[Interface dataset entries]
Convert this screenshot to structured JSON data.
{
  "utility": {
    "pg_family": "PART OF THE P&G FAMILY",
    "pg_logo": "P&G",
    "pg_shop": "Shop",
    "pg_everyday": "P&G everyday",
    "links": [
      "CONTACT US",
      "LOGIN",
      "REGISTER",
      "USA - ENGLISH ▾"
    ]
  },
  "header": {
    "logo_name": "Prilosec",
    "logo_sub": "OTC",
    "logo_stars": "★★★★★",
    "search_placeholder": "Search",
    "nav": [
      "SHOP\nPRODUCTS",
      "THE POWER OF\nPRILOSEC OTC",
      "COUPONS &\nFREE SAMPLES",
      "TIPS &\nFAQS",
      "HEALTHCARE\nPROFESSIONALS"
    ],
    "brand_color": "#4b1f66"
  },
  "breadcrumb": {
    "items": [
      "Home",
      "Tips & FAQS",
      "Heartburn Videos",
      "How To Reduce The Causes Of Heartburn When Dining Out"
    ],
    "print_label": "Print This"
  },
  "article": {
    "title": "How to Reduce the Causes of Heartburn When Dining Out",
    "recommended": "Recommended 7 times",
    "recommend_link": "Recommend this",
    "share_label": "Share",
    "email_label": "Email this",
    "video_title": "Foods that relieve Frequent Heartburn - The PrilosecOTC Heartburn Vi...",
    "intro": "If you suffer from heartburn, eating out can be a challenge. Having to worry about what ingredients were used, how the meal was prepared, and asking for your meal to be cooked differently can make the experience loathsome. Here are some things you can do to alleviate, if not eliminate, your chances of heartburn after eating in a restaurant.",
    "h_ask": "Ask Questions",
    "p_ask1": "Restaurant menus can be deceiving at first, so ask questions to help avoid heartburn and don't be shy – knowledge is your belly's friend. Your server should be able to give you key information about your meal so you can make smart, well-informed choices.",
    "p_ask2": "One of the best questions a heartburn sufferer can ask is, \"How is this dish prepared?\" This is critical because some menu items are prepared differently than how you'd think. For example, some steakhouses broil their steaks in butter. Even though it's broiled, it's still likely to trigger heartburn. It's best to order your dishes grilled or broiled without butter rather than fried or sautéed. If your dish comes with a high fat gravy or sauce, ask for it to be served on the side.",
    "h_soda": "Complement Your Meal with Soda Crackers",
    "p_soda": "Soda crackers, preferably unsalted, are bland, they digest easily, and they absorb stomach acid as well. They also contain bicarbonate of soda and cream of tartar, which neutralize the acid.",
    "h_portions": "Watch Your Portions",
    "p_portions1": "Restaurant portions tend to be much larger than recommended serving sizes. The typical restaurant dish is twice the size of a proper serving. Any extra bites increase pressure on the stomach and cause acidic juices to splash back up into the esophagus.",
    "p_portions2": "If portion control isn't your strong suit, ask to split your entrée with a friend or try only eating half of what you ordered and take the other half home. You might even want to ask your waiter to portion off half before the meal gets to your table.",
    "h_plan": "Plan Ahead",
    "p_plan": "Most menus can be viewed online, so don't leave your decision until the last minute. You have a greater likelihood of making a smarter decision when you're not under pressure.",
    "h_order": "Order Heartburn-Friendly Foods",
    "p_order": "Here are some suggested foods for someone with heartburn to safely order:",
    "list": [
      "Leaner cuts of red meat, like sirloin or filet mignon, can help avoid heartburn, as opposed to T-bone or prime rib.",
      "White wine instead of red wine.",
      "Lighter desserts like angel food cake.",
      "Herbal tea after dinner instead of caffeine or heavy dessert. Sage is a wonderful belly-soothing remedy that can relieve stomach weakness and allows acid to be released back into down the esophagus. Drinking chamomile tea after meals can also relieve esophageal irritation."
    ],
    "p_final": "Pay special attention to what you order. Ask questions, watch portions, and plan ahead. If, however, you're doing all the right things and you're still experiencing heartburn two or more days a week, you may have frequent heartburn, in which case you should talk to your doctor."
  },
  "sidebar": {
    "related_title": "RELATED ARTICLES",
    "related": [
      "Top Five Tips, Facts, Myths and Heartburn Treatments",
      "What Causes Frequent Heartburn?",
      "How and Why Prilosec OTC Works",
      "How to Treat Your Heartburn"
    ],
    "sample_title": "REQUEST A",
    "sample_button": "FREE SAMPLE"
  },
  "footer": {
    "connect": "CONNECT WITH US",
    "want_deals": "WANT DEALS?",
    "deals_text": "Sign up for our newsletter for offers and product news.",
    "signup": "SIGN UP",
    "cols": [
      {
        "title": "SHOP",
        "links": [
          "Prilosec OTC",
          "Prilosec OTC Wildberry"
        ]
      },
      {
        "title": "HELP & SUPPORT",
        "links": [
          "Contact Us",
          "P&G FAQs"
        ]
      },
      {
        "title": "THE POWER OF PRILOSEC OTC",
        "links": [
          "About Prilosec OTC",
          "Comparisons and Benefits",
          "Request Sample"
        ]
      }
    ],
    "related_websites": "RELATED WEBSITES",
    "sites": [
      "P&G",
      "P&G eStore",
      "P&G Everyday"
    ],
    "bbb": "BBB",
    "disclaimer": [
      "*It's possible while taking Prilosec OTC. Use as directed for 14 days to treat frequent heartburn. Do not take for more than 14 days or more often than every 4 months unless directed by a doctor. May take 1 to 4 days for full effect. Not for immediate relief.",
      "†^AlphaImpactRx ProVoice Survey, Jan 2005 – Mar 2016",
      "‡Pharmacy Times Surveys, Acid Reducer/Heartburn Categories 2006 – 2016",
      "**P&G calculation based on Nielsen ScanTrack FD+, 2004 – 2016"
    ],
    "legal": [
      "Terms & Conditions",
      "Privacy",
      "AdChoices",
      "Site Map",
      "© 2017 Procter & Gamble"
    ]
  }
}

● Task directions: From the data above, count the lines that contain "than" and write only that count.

● Expected output: 3